Assignment: Output the records in full, exactly as given.

··· Extracted entries

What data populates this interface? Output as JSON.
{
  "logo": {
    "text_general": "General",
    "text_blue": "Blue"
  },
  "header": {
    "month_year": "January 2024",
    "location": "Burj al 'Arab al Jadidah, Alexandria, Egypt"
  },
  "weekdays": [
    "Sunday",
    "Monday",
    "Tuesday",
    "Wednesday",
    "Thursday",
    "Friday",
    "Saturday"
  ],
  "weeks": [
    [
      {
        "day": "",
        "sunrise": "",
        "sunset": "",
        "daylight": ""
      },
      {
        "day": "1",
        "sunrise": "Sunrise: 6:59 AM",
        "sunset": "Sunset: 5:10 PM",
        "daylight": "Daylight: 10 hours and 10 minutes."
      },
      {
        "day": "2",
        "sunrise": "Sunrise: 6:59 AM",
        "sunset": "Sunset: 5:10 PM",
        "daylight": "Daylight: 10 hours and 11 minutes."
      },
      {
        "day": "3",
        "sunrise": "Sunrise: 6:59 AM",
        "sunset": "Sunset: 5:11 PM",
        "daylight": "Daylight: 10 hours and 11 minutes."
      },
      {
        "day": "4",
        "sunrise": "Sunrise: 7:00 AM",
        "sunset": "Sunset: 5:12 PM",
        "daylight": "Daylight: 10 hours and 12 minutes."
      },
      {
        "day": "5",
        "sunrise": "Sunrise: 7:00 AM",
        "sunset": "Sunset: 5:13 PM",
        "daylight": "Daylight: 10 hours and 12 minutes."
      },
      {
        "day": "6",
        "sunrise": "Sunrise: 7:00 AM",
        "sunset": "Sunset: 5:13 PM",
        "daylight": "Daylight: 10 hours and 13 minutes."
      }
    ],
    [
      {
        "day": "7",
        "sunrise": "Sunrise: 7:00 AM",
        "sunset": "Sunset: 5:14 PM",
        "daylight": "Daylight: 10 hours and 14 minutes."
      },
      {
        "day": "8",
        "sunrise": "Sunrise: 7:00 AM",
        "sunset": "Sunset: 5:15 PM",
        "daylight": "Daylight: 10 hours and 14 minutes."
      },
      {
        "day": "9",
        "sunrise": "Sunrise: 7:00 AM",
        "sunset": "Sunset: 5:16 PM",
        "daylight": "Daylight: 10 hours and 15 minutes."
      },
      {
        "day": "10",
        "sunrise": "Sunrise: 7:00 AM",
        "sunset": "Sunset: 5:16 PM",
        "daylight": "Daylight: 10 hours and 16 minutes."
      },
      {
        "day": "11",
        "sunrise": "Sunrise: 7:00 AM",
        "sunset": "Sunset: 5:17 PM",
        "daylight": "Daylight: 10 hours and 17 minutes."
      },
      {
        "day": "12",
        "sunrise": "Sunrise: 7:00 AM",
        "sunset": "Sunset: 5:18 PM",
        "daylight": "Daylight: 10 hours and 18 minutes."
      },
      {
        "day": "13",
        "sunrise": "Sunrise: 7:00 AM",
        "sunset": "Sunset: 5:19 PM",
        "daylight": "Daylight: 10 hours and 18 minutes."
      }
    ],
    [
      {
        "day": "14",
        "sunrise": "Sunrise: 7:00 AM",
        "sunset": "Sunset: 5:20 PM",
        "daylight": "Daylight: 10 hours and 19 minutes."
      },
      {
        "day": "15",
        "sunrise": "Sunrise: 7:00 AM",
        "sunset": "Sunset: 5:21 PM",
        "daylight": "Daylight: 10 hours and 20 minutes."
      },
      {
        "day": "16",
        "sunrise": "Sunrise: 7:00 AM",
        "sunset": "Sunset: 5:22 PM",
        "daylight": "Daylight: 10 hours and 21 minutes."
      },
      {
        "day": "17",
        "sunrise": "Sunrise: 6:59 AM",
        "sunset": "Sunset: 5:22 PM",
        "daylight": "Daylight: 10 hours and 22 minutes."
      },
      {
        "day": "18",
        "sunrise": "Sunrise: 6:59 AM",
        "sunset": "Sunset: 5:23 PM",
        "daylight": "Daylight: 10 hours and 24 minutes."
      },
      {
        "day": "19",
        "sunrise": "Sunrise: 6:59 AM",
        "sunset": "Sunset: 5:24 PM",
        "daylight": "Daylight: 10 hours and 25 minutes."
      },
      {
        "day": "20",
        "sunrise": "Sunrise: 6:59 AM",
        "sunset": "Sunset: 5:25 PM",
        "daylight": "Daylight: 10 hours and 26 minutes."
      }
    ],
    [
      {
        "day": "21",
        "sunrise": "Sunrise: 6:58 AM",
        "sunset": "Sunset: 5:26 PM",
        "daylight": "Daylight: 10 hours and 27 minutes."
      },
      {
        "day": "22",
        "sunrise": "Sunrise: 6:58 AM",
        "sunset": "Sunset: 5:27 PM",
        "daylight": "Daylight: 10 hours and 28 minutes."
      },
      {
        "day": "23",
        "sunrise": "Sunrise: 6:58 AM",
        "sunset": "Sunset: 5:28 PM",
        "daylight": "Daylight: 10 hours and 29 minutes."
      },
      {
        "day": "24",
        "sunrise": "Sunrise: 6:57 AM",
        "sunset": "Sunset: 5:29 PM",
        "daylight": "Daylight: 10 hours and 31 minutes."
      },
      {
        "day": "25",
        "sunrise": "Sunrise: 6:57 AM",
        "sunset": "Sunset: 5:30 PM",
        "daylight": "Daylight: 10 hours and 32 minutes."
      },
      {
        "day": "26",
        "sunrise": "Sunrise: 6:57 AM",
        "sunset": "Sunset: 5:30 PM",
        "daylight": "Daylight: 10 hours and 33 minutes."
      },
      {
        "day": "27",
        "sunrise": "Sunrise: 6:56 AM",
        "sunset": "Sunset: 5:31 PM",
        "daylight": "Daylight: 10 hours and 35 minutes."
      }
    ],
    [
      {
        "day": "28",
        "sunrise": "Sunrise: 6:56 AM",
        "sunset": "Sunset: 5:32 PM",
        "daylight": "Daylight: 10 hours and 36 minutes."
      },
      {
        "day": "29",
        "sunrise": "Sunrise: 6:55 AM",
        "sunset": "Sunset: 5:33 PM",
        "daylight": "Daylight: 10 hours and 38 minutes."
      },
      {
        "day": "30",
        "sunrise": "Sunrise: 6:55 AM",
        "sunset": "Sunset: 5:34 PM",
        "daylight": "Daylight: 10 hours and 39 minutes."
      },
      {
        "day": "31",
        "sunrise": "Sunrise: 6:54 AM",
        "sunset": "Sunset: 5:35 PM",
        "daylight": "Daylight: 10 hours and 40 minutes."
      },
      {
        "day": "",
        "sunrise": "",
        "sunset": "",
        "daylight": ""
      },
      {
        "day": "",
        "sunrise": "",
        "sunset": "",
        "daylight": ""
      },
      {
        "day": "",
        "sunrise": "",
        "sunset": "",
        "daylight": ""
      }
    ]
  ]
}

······

Answer below:
What data populates this interface? Output as JSON.
{
  "logo": {
    "text_general": "General",
    "text_blue": "Blue"
  },
  "header": {
    "month_year": "January 2024",
    "location": "Burj al 'Arab al Jadidah, Alexandria, Egypt"
  },
  "weekdays": [
    "Sunday",
    "Monday",
    "Tuesday",
    "Wednesday",
    "Thursday",
    "Friday",
    "Saturday"
  ],
  "weeks": [
    [
      {
        "day": "",
        "sunrise": "",
        "sunset": "",
        "daylight": ""
      },
      {
        "day": "1",
        "sunrise": "Sunrise: 6:59 AM",
        "sunset": "Sunset: 5:10 PM",
        "daylight": "Daylight: 10 hours and 10 minutes."
      },
      {
        "day": "2",
        "sunrise": "Sunrise: 6:59 AM",
        "sunset": "Sunset: 5:10 PM",
        "daylight": "Daylight: 10 hours and 11 minutes."
      },
      {
        "day": "3",
        "sunrise": "Sunrise: 6:59 AM",
        "sunset": "Sunset: 5:11 PM",
        "daylight": "Daylight: 10 hours and 11 minutes."
      },
      {
        "day": "4",
        "sunrise": "Sunrise: 7:00 AM",
        "sunset": "Sunset: 5:12 PM",
        "daylight": "Daylight: 10 hours and 12 minutes."
      },
      {
        "day": "5",
        "sunrise": "Sunrise: 7:00 AM",
        "sunset": "Sunset: 5:13 PM",
        "daylight": "Daylight: 10 hours and 12 minutes."
      },
      {
        "day": "6",
        "sunrise": "Sunrise: 7:00 AM",
        "sunset": "Sunset: 5:13 PM",
        "daylight": "Daylight: 10 hours and 13 minutes."
      }
    ],
    [
      {
        "day": "7",
        "sunrise": "Sunrise: 7:00 AM",
        "sunset": "Sunset: 5:14 PM",
        "daylight": "Daylight: 10 hours and 14 minutes."
      },
      {
        "day": "8",
        "sunrise": "Sunrise: 7:00 AM",
        "sunset": "Sunset: 5:15 PM",
        "daylight": "Daylight: 10 hours and 14 minutes."
      },
      {
        "day": "9",
        "sunrise": "Sunrise: 7:00 AM",
        "sunset": "Sunset: 5:16 PM",
        "daylight": "Daylight: 10 hours and 15 minutes."
      },
      {
        "day": "10",
        "sunrise": "Sunrise: 7:00 AM",
        "sunset": "Sunset: 5:16 PM",
        "daylight": "Daylight: 10 hours and 16 minutes."
      },
      {
        "day": "11",
        "sunrise": "Sunrise: 7:00 AM",
        "sunset": "Sunset: 5:17 PM",
        "daylight": "Daylight: 10 hours and 17 minutes."
      },
      {
        "day": "12",
        "sunrise": "Sunrise: 7:00 AM",
        "sunset": "Sunset: 5:18 PM",
        "daylight": "Daylight: 10 hours and 18 minutes."
      },
      {
        "day": "13",
        "sunrise": "Sunrise: 7:00 AM",
        "sunset": "Sunset: 5:19 PM",
        "daylight": "Daylight: 10 hours and 18 minutes."
      }
    ],
    [
      {
        "day": "14",
        "sunrise": "Sunrise: 7:00 AM",
        "sunset": "Sunset: 5:20 PM",
        "daylight": "Daylight: 10 hours and 19 minutes."
      },
      {
        "day": "15",
        "sunrise": "Sunrise: 7:00 AM",
        "sunset": "Sunset: 5:21 PM",
        "daylight": "Daylight: 10 hours and 20 minutes."
      },
      {
        "day": "16",
        "sunrise": "Sunrise: 7:00 AM",
        "sunset": "Sunset: 5:22 PM",
        "daylight": "Daylight: 10 hours and 21 minutes."
      },
      {
        "day": "17",
        "sunrise": "Sunrise: 6:59 AM",
        "sunset": "Sunset: 5:22 PM",
        "daylight": "Daylight: 10 hours and 22 minutes."
      },
      {
        "day": "18",
        "sunrise": "Sunrise: 6:59 AM",
        "sunset": "Sunset: 5:23 PM",
        "daylight": "Daylight: 10 hours and 24 minutes."
      },
      {
        "day": "19",
        "sunrise": "Sunrise: 6:59 AM",
        "sunset": "Sunset: 5:24 PM",
        "daylight": "Daylight: 10 hours and 25 minutes."
      },
      {
        "day": "20",
        "sunrise": "Sunrise: 6:59 AM",
        "sunset": "Sunset: 5:25 PM",
        "daylight": "Daylight: 10 hours and 26 minutes."
      }
    ],
    [
      {
        "day": "21",
        "sunrise": "Sunrise: 6:58 AM",
        "sunset": "Sunset: 5:26 PM",
        "daylight": "Daylight: 10 hours and 27 minutes."
      },
      {
        "day": "22",
        "sunrise": "Sunrise: 6:58 AM",
        "sunset": "Sunset: 5:27 PM",
        "daylight": "Daylight: 10 hours and 28 minutes."
      },
      {
        "day": "23",
        "sunrise": "Sunrise: 6:58 AM",
        "sunset": "Sunset: 5:28 PM",
        "daylight": "Daylight: 10 hours and 29 minutes."
      },
      {
        "day": "24",
        "sunrise": "Sunrise: 6:57 AM",
        "sunset": "Sunset: 5:29 PM",
        "daylight": "Daylight: 10 hours and 31 minutes."
      },
      {
        "day": "25",
        "sunrise": "Sunrise: 6:57 AM",
        "sunset": "Sunset: 5:30 PM",
        "daylight": "Daylight: 10 hours and 32 minutes."
      },
      {
        "day": "26",
        "sunrise": "Sunrise: 6:57 AM",
        "sunset": "Sunset: 5:30 PM",
        "daylight": "Daylight: 10 hours and 33 minutes."
      },
      {
        "day": "27",
        "sunrise": "Sunrise: 6:56 AM",
        "sunset": "Sunset: 5:31 PM",
        "daylight": "Daylight: 10 hours and 35 minutes."
      }
    ],
    [
      {
        "day": "28",
        "sunrise": "Sunrise: 6:56 AM",
        "sunset": "Sunset: 5:32 PM",
        "daylight": "Daylight: 10 hours and 36 minutes."
      },
      {
        "day": "29",
        "sunrise": "Sunrise: 6:55 AM",
        "sunset": "Sunset: 5:33 PM",
        "daylight": "Daylight: 10 hours and 38 minutes."
      },
      {
        "day": "30",
        "sunrise": "Sunrise: 6:55 AM",
        "sunset": "Sunset: 5:34 PM",
        "daylight": "Daylight: 10 hours and 39 minutes."
      },
      {
        "day": "31",
        "sunrise": "Sunrise: 6:54 AM",
        "sunset": "Sunset: 5:35 PM",
        "daylight": "Daylight: 10 hours and 40 minutes."
      },
      {
        "day": "",
        "sunrise": "",
        "sunset": "",
        "daylight": ""
      },
      {
        "day": "",
        "sunrise": "",
        "sunset": "",
        "daylight": ""
      },
      {
        "day": "",
        "sunrise": "",
        "sunset": "",
        "daylight": ""
      }
    ]
  ]
}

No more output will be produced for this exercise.